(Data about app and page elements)
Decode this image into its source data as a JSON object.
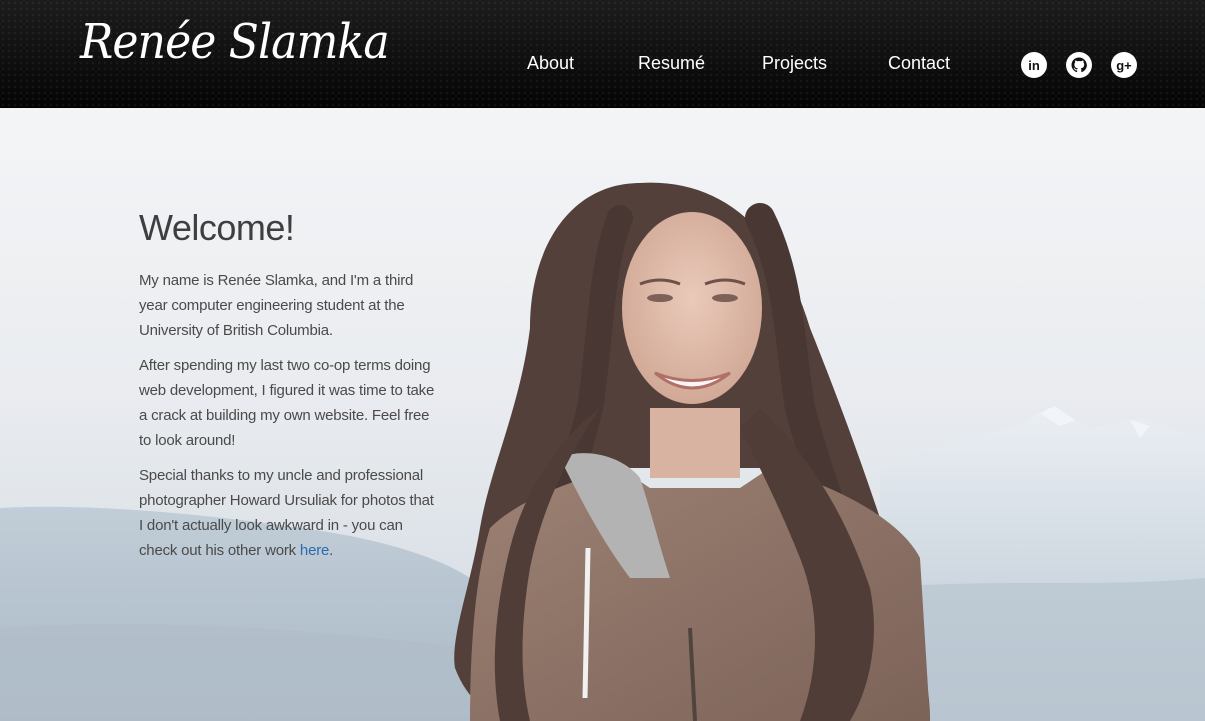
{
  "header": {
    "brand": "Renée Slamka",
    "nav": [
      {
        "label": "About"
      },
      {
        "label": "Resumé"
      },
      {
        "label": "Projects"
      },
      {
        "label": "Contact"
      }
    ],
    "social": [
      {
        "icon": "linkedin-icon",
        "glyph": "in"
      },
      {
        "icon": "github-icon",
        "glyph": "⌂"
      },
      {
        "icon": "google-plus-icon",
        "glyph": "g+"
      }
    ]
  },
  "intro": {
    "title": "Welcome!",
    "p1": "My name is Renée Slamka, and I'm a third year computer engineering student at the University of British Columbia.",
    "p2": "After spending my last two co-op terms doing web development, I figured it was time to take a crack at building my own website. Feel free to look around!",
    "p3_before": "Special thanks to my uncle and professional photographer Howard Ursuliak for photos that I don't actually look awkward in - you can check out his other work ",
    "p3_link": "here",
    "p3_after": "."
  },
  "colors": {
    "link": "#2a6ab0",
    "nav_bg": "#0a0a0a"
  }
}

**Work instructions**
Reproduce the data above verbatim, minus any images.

**Exercise answer**
Decode this image into its source data as a JSON object.
{
  "header": {
    "brand": "Renée Slamka",
    "nav": [
      {
        "label": "About"
      },
      {
        "label": "Resumé"
      },
      {
        "label": "Projects"
      },
      {
        "label": "Contact"
      }
    ],
    "social": [
      {
        "icon": "linkedin-icon",
        "glyph": "in"
      },
      {
        "icon": "github-icon",
        "glyph": "⌂"
      },
      {
        "icon": "google-plus-icon",
        "glyph": "g+"
      }
    ]
  },
  "intro": {
    "title": "Welcome!",
    "p1": "My name is Renée Slamka, and I'm a third year computer engineering student at the University of British Columbia.",
    "p2": "After spending my last two co-op terms doing web development, I figured it was time to take a crack at building my own website. Feel free to look around!",
    "p3_before": "Special thanks to my uncle and professional photographer Howard Ursuliak for photos that I don't actually look awkward in - you can check out his other work ",
    "p3_link": "here",
    "p3_after": "."
  },
  "colors": {
    "link": "#2a6ab0",
    "nav_bg": "#0a0a0a"
  }
}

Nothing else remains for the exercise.